May 2, 2017 - 5 minutes
I have been having a lot of fun with python, it is a really easy language to maneuver around in, and so I have been able to make massive leaps of progress in a pretty short amount of time. The new stack of tools I am using are really useful and help out a lot with productivity and the future of my project is pretty bright. I am approaching feature parity with my old C++ version, I project having such within a month.
HTTP requests with the Minetest Master server
An IRC friend of mine recommended to me a few months ago to use the minetest master server for my game, and since I was messing with Godot I have been trying to make it work. I set up DMUX with the Requests module for HTTP requests and I managed to replicate the POST requests that a minetest server does, and with minimal modifications I got it to work. I am currently investigating a way to use GPG signatures, to verify that the server trying to register itself is indeed a legitimate game server. This saved me about a week of having to write a master server with similar features. So thank you to the minetest team for releasing this master server (even though you did not want me to use it). If you want to learn how to use this master server feel free to hop on #DMUX on IRC and ask me about it, or email me. Here is a screenshot of the web page served by the minetest master server, showing a DMUX server connected to it. However other parts of the game need to also be configured to the master server as well.
Of course the biggest habit of mine is to make the main menu first, which most people hate doing. I suppose that I like doing the main menu because it makes it feel more like a game. Also when you work on games sometimes you do weeks of work but no visual changes surface, but with GUI even though it is not that exciting you get visual responses quickly. LUI is also great at making your menus look great visually.
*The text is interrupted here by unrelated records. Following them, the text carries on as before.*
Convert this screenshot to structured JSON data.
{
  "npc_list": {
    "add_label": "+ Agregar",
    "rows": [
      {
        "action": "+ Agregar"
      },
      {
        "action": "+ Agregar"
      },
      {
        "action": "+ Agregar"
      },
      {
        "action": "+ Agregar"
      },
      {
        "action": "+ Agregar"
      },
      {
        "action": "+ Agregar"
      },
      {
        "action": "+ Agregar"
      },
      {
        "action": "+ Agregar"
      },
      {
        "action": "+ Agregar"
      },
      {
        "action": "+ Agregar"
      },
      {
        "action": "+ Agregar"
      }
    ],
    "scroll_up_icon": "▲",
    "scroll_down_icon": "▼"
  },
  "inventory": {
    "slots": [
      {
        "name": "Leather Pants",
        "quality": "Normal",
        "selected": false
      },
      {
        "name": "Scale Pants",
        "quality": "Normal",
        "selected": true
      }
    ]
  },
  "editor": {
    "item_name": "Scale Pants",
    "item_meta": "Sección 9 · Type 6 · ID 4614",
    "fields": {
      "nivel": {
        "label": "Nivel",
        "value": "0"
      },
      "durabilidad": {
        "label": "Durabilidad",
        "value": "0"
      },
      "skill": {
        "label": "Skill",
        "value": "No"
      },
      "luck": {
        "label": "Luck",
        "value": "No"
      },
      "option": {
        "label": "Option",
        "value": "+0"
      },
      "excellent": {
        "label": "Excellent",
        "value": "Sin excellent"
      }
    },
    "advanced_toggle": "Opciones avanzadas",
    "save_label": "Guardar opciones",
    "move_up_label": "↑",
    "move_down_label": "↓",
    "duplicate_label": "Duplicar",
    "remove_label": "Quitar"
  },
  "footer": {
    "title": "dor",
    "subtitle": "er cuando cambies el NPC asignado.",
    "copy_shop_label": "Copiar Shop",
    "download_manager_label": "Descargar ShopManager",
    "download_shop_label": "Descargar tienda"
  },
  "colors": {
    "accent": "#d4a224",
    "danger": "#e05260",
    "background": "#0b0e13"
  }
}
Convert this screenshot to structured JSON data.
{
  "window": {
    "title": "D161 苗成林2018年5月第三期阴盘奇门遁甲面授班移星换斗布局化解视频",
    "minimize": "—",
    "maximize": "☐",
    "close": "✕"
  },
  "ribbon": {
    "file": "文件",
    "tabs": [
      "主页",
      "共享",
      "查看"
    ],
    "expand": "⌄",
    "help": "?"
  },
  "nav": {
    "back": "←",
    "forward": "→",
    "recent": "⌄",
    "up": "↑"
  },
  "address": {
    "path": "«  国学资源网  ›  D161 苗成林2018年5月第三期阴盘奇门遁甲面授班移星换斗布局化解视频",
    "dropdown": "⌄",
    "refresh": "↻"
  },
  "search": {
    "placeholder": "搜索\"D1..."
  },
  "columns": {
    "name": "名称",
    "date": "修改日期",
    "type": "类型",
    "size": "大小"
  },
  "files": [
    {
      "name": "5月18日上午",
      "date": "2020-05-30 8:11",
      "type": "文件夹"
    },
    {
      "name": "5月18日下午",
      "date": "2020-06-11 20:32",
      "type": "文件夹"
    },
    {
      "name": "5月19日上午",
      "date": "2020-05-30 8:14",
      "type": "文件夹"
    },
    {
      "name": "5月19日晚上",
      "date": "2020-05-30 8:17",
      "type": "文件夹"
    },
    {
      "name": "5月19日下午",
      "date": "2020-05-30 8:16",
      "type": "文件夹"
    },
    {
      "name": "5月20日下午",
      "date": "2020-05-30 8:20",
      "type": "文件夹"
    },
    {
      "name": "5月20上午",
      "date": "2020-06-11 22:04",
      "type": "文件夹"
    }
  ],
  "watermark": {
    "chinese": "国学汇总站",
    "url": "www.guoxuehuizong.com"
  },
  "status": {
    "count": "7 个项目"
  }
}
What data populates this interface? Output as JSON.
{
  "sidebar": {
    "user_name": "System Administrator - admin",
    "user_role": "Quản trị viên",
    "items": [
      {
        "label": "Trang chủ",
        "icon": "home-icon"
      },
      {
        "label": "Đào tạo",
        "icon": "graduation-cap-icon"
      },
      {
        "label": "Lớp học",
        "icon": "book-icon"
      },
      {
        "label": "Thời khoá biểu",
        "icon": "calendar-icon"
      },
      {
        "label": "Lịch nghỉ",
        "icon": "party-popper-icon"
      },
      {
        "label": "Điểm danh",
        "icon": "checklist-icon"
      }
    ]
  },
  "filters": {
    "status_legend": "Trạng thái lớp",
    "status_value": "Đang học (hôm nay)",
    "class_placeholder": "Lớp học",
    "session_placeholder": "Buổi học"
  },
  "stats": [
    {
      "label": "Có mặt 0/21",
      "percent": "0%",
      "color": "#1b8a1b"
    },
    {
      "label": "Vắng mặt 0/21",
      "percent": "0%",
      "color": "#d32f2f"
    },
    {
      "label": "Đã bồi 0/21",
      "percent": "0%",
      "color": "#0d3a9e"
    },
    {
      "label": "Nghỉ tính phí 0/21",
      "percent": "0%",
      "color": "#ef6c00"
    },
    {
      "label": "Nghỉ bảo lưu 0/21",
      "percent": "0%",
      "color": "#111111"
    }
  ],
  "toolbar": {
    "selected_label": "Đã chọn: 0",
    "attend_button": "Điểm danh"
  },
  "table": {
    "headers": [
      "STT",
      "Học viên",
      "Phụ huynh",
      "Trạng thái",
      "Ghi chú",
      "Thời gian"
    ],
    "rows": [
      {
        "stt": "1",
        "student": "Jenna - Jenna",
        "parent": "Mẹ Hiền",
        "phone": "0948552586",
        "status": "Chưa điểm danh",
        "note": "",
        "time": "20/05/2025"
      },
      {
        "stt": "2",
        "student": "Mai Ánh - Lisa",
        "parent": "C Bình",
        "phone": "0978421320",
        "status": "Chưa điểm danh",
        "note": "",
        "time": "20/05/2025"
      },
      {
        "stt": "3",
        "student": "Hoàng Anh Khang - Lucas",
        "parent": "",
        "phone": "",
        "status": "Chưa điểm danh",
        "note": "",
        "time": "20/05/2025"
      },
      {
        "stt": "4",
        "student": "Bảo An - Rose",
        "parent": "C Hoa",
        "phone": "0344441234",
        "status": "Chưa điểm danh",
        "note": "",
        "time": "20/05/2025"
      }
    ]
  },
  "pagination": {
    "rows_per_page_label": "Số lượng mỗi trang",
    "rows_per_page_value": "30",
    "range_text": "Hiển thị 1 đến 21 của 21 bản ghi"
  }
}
Here is a screenshot of what I have in the garage so far (which is mostly functional, good enough for testing).
It took a while to get the car to behave in a sane fashion. But now I have the car working in a reasonable configuration and the wheel positions are being correctly read. In fact all the stats of the car are being read, and applying scene metadata in Panda3D is very easy, this was a big thing I never got working correctly in my old C++ version. I am really happy with this because I am getting native performance from the physics engine that I did with my C++ version but with the easiness of Python. Godot’s phyiscs engine was terrible and the vehicle did not quite work. Here is a screenshot of the car driving itself off of a box.
- Astron: Originally I was going to use gRPC for networking, but since I have found a networking API called Astron which is specifically for MMO’s like DMUX. It looks like it has a lot of promise and can help me network my game into having feature parity. But I have not implemented anything yet so this is always subject to change.
- RenderPipeline: Made by the same guy that made LUI, it seems like it magically makes your game look fucking awesome. It has a lot of plugins and features, plus the community seems to have a glowing approval of it, and for good reason! The only real downside is that it requires OpenGL 4.1 which Mac OSX does not currently support, so I will have to drop Mac support if I use RenderPipeline. I would also have to port all the art I made to use PBR materials, which can be a pain in the ass. Here is a screenshot of it
- Monero miner: I read once somewhere that a game company embedded a bitcoin miner into their game and had people mine bitcoin for them. I would like to do the same thing but with monero, and probably add an option in the main menu to turn it off, and put in a tool tip saying that all the mined monero goes towards the development of DMUX.
- Libre.FM: I figured that instead of curating a sound track that is free culture/distributable that I could use the web API for Libre.FM to download songs filtered by a genre. With this I can have an in game “radio station” that would be filtered by genre, so someone can listen to any genre of music while playing the game (or none, if they prefer that.). Since the songs on the radio are random people will not get tired of the same 10 songs. I also plan on recording myself and friends pretending to be radio hosts, and it will play our recording while it downloads the music so it will sound kind of like a real radio station. Since the API is the same I can also choose to host my own GNU FM instance and have it tune into custom radio stations if I ever plan to do that. Given the artist name and song will be shown on the in game overlay, it will also gives these artists more exposure, it is really a win win for everyone.
- Grumpy: No changes in plans here, I got hello world in python to be compiled into Go and got it working, but I am learning on the recommended way to get DMUX hooked up into Grumpy so that everything being ran is native.